Diverse underwater communities of cyanobacteria and other microorganisms are capable of withstanding drastic changes in salinity.
The microbial mat communities—multi-layered sheets of bacteria and archaea that grow at the interface between submerged, moist or even desiccated surfaces—in a remote lake near the border with Canada are relatively stable, despite weathering a 10-fold increase in salinity over the summer months. The composition of the microorganisms seemed to respond more to changes in available light than changes in salinity.
This is the first time that the microbial mats in Hot Lake have been studied in detail. The findings indicate that a complex relationship between the organisms that make up the mat is responsible for the annual buildup, maintenance and eventual breakdown of the mats.
Hot Lake, located in northern Washington State, is home to a seasonal community of microorganisms that form dense mats on the floor of the lake every summer, but disintegrate over the winter. Snowmelt and rain replenish the water every spring, but as water evaporates over the summer, the salinity of the lake increased 10-fold.
The researchers found that, surprisingly, the composition of the microbial communities didn’t change much in response to drastic changes in salinity. The diversity of microorganisms only started to drop in October. The researchers observed that the diversity of the bacteria at the bottom of the mat took a nosedive first.
They propose that waning light in autumn makes it harder for the cyanobacteria above to produce enough organic compounds to feed the rich bacterial community living underneath it. The bacteria starve to death and without them and the mat begins to fall apart.
It’s possible that the drop in bacterial density is a delayed response to trying to survive in a high salinity environment, but understanding how this microbial community changes over time will require additional samples from a variety of locations in the lake, collected more frequently over the year. Nevertheless, the researchers note that the data generated for this publication serves as a solid genomic foundation for understanding microbial diversity and function in extreme habitats, particularly the process of carbon capture, via CO2 fixation by autotrophs—primary producers—those microorganisms that synthesize organic compounds from their surroundings.
The study, led by James Fredrickson of the Pacific Northwest National Laboratory, was part of a Community Sequencing Project that was started in 2012 and also represents a collaboration between JGI and another DOE national user facility, PNNL’s Environmental Molecular Sciences Laboratory.
Pacific Northwest National Laboratory

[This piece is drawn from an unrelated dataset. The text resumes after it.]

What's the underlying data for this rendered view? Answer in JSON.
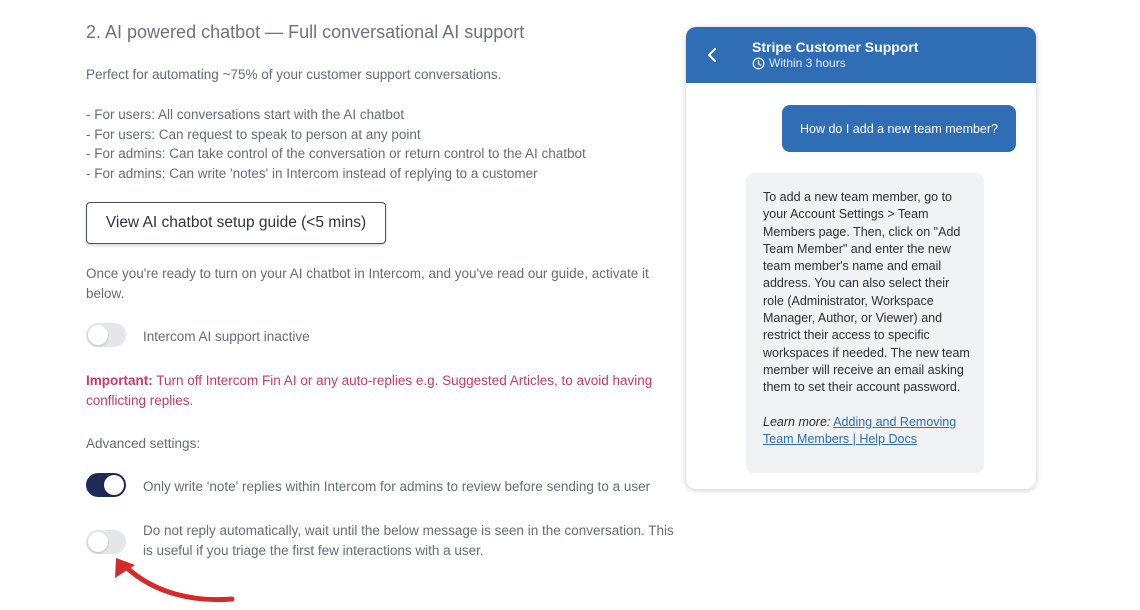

DOE Office of Science, Office of Biological and Environmental Research
Lindemann SR, et al, (2013) The Epsomitic Phototrophic Microbial Mat of Hot Lake, Washington: Community Structural Responses to Seasonal Cycling. Front. Microbio. 4:323.